• MATERIAL FOR THIS EXERCISE:
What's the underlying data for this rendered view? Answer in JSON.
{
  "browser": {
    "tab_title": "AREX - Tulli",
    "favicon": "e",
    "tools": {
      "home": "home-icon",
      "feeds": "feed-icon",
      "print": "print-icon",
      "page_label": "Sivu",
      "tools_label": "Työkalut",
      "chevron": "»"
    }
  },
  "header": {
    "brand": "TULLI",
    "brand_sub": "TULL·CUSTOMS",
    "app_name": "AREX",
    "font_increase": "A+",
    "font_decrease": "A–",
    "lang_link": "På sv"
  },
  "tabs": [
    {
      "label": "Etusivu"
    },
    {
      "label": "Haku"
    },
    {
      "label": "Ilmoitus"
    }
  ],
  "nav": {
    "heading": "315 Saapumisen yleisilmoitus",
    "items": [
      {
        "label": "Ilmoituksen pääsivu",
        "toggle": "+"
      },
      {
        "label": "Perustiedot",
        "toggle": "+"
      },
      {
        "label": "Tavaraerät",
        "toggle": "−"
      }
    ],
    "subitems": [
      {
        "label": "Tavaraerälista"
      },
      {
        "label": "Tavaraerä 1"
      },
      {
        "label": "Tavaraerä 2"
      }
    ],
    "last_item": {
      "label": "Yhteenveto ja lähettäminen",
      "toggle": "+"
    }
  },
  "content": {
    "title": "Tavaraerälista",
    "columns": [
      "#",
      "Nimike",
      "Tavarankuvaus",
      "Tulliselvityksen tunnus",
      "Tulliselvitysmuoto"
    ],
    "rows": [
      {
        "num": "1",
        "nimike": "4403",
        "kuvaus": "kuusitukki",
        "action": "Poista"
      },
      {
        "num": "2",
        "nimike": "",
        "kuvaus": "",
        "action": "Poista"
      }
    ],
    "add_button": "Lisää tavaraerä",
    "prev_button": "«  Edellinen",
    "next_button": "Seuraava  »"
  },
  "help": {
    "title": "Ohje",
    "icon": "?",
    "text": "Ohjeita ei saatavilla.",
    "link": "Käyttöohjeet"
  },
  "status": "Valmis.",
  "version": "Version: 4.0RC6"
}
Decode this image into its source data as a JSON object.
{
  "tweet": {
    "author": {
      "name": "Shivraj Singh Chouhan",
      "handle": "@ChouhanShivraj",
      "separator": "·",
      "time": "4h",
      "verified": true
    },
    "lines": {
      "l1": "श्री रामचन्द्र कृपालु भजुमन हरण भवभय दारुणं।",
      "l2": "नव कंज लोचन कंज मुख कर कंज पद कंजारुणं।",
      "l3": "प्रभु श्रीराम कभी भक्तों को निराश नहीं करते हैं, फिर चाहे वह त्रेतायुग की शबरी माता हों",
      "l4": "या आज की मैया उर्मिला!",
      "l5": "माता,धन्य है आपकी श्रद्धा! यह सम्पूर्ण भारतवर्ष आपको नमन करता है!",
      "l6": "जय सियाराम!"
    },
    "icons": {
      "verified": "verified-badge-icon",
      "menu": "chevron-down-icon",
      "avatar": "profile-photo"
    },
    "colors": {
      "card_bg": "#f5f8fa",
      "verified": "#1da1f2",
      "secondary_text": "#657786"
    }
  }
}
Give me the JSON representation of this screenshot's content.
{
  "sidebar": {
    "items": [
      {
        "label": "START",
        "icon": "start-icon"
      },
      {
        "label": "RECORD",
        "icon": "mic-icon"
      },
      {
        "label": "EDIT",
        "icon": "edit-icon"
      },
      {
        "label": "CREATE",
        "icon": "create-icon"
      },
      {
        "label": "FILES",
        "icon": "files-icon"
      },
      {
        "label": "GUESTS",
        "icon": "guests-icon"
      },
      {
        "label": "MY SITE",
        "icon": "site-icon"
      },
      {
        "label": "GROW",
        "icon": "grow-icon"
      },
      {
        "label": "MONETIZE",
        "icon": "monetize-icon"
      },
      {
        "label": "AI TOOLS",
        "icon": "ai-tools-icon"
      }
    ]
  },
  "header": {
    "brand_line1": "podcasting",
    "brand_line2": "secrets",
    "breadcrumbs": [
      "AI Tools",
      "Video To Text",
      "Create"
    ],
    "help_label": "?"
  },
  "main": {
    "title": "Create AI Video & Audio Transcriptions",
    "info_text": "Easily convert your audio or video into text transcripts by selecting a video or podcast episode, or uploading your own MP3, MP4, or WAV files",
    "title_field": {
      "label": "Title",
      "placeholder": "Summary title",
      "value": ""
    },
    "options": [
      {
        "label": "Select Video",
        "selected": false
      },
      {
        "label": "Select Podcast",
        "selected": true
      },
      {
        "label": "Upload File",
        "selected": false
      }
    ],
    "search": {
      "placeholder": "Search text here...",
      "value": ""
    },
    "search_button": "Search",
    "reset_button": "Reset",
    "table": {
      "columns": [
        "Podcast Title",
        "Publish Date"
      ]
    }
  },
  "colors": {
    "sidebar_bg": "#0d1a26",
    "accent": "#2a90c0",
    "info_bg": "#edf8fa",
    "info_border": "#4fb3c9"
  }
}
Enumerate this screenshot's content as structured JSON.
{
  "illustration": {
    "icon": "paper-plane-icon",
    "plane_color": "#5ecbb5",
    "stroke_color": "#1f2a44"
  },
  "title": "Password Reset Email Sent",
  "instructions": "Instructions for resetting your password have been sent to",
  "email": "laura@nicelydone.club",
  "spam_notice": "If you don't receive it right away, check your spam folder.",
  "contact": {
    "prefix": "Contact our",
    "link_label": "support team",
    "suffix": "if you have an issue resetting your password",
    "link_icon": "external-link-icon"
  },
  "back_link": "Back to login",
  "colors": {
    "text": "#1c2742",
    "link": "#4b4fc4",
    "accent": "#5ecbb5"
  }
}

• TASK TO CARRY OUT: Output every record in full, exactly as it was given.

• OUTPUT FOR THIS EXERCISE:
What's the underlying data for this rendered view? Answer in JSON.
{
  "browser": {
    "tab_title": "AREX - Tulli",
    "favicon": "e",
    "tools": {
      "home": "home-icon",
      "feeds": "feed-icon",
      "print": "print-icon",
      "page_label": "Sivu",
      "tools_label": "Työkalut",
      "chevron": "»"
    }
  },
  "header": {
    "brand": "TULLI",
    "brand_sub": "TULL·CUSTOMS",
    "app_name": "AREX",
    "font_increase": "A+",
    "font_decrease": "A–",
    "lang_link": "På sv"
  },
  "tabs": [
    {
      "label": "Etusivu"
    },
    {
      "label": "Haku"
    },
    {
      "label": "Ilmoitus"
    }
  ],
  "nav": {
    "heading": "315 Saapumisen yleisilmoitus",
    "items": [
      {
        "label": "Ilmoituksen pääsivu",
        "toggle": "+"
      },
      {
        "label": "Perustiedot",
        "toggle": "+"
      },
      {
        "label": "Tavaraerät",
        "toggle": "−"
      }
    ],
    "subitems": [
      {
        "label": "Tavaraerälista"
      },
      {
        "label": "Tavaraerä 1"
      },
      {
        "label": "Tavaraerä 2"
      }
    ],
    "last_item": {
      "label": "Yhteenveto ja lähettäminen",
      "toggle": "+"
    }
  },
  "content": {
    "title": "Tavaraerälista",
    "columns": [
      "#",
      "Nimike",
      "Tavarankuvaus",
      "Tulliselvityksen tunnus",
      "Tulliselvitysmuoto"
    ],
    "rows": [
      {
        "num": "1",
        "nimike": "4403",
        "kuvaus": "kuusitukki",
        "action": "Poista"
      },
      {
        "num": "2",
        "nimike": "",
        "kuvaus": "",
        "action": "Poista"
      }
    ],
    "add_button": "Lisää tavaraerä",
    "prev_button": "«  Edellinen",
    "next_button": "Seuraava  »"
  },
  "help": {
    "title": "Ohje",
    "icon": "?",
    "text": "Ohjeita ei saatavilla.",
    "link": "Käyttöohjeet"
  },
  "status": "Valmis.",
  "version": "Version: 4.0RC6"
}
Decode this image into its source data as a JSON object.
{
  "tweet": {
    "author": {
      "name": "Shivraj Singh Chouhan",
      "handle": "@ChouhanShivraj",
      "separator": "·",
      "time": "4h",
      "verified": true
    },
    "lines": {
      "l1": "श्री रामचन्द्र कृपालु भजुमन हरण भवभय दारुणं।",
      "l2": "नव कंज लोचन कंज मुख कर कंज पद कंजारुणं।",
      "l3": "प्रभु श्रीराम कभी भक्तों को निराश नहीं करते हैं, फिर चाहे वह त्रेतायुग की शबरी माता हों",
      "l4": "या आज की मैया उर्मिला!",
      "l5": "माता,धन्य है आपकी श्रद्धा! यह सम्पूर्ण भारतवर्ष आपको नमन करता है!",
      "l6": "जय सियाराम!"
    },
    "icons": {
      "verified": "verified-badge-icon",
      "menu": "chevron-down-icon",
      "avatar": "profile-photo"
    },
    "colors": {
      "card_bg": "#f5f8fa",
      "verified": "#1da1f2",
      "secondary_text": "#657786"
    }
  }
}
Give me the JSON representation of this screenshot's content.
{
  "sidebar": {
    "items": [
      {
        "label": "START",
        "icon": "start-icon"
      },
      {
        "label": "RECORD",
        "icon": "mic-icon"
      },
      {
        "label": "EDIT",
        "icon": "edit-icon"
      },
      {
        "label": "CREATE",
        "icon": "create-icon"
      },
      {
        "label": "FILES",
        "icon": "files-icon"
      },
      {
        "label": "GUESTS",
        "icon": "guests-icon"
      },
      {
        "label": "MY SITE",
        "icon": "site-icon"
      },
      {
        "label": "GROW",
        "icon": "grow-icon"
      },
      {
        "label": "MONETIZE",
        "icon": "monetize-icon"
      },
      {
        "label": "AI TOOLS",
        "icon": "ai-tools-icon"
      }
    ]
  },
  "header": {
    "brand_line1": "podcasting",
    "brand_line2": "secrets",
    "breadcrumbs": [
      "AI Tools",
      "Video To Text",
      "Create"
    ],
    "help_label": "?"
  },
  "main": {
    "title": "Create AI Video & Audio Transcriptions",
    "info_text": "Easily convert your audio or video into text transcripts by selecting a video or podcast episode, or uploading your own MP3, MP4, or WAV files",
    "title_field": {
      "label": "Title",
      "placeholder": "Summary title",
      "value": ""
    },
    "options": [
      {
        "label": "Select Video",
        "selected": false
      },
      {
        "label": "Select Podcast",
        "selected": true
      },
      {
        "label": "Upload File",
        "selected": false
      }
    ],
    "search": {
      "placeholder": "Search text here...",
      "value": ""
    },
    "search_button": "Search",
    "reset_button": "Reset",
    "table": {
      "columns": [
        "Podcast Title",
        "Publish Date"
      ]
    }
  },
  "colors": {
    "sidebar_bg": "#0d1a26",
    "accent": "#2a90c0",
    "info_bg": "#edf8fa",
    "info_border": "#4fb3c9"
  }
}
Enumerate this screenshot's content as structured JSON.
{
  "illustration": {
    "icon": "paper-plane-icon",
    "plane_color": "#5ecbb5",
    "stroke_color": "#1f2a44"
  },
  "title": "Password Reset Email Sent",
  "instructions": "Instructions for resetting your password have been sent to",
  "email": "laura@nicelydone.club",
  "spam_notice": "If you don't receive it right away, check your spam folder.",
  "contact": {
    "prefix": "Contact our",
    "link_label": "support team",
    "suffix": "if you have an issue resetting your password",
    "link_icon": "external-link-icon"
  },
  "back_link": "Back to login",
  "colors": {
    "text": "#1c2742",
    "link": "#4b4fc4",
    "accent": "#5ecbb5"
  }
}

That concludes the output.